(App and web page records)
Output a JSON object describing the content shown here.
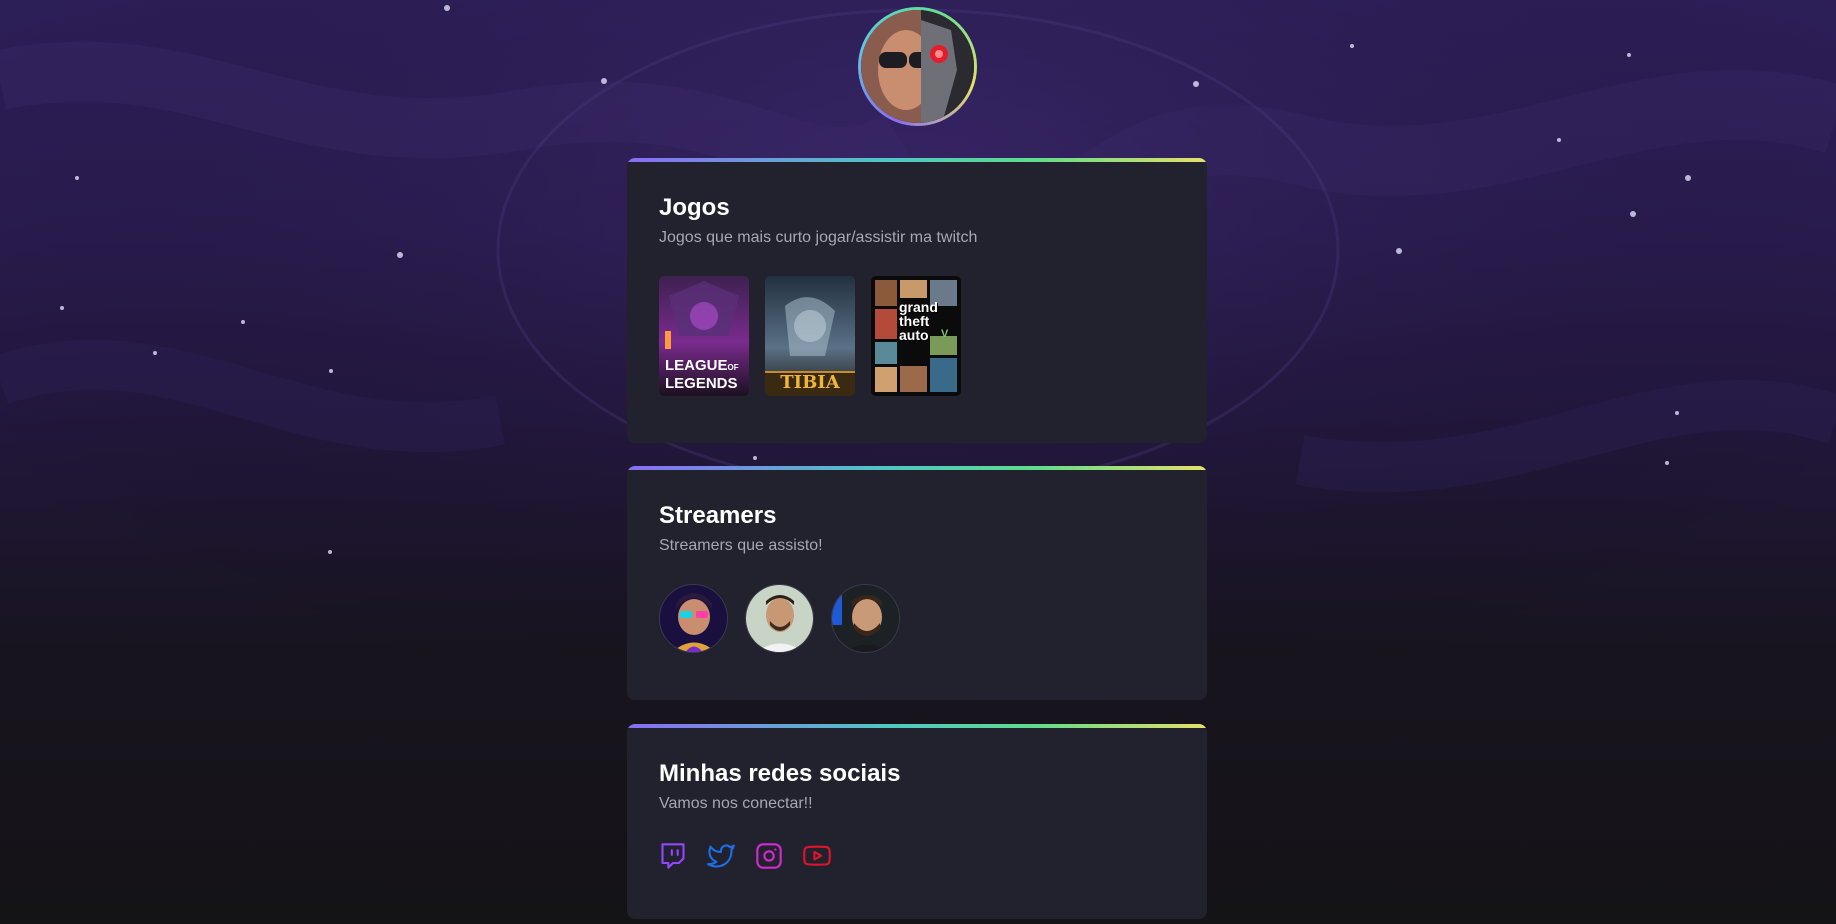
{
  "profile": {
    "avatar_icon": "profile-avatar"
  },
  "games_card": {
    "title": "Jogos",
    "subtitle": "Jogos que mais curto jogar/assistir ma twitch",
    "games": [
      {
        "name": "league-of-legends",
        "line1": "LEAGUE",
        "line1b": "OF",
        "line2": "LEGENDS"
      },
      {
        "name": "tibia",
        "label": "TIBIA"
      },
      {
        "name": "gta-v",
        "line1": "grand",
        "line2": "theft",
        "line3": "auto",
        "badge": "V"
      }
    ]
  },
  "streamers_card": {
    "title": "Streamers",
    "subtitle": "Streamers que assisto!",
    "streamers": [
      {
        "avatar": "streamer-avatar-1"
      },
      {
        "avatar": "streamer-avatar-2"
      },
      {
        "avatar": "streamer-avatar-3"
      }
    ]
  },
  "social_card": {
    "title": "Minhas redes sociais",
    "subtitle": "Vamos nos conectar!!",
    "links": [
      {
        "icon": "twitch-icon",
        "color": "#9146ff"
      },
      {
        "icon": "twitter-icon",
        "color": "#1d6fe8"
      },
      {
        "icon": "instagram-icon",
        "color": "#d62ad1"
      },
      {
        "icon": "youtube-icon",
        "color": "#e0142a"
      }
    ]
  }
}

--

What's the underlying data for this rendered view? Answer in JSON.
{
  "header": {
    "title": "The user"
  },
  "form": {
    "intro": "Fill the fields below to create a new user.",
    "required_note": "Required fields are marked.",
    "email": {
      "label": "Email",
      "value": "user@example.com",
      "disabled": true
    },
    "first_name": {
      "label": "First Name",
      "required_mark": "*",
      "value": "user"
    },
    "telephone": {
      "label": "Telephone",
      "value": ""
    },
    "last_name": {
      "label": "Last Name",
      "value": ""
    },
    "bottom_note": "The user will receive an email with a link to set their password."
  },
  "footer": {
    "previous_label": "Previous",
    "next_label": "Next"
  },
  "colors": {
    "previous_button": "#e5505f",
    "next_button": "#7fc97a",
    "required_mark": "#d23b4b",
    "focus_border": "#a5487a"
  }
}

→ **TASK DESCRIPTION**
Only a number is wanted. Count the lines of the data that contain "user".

→ **RESULT**
5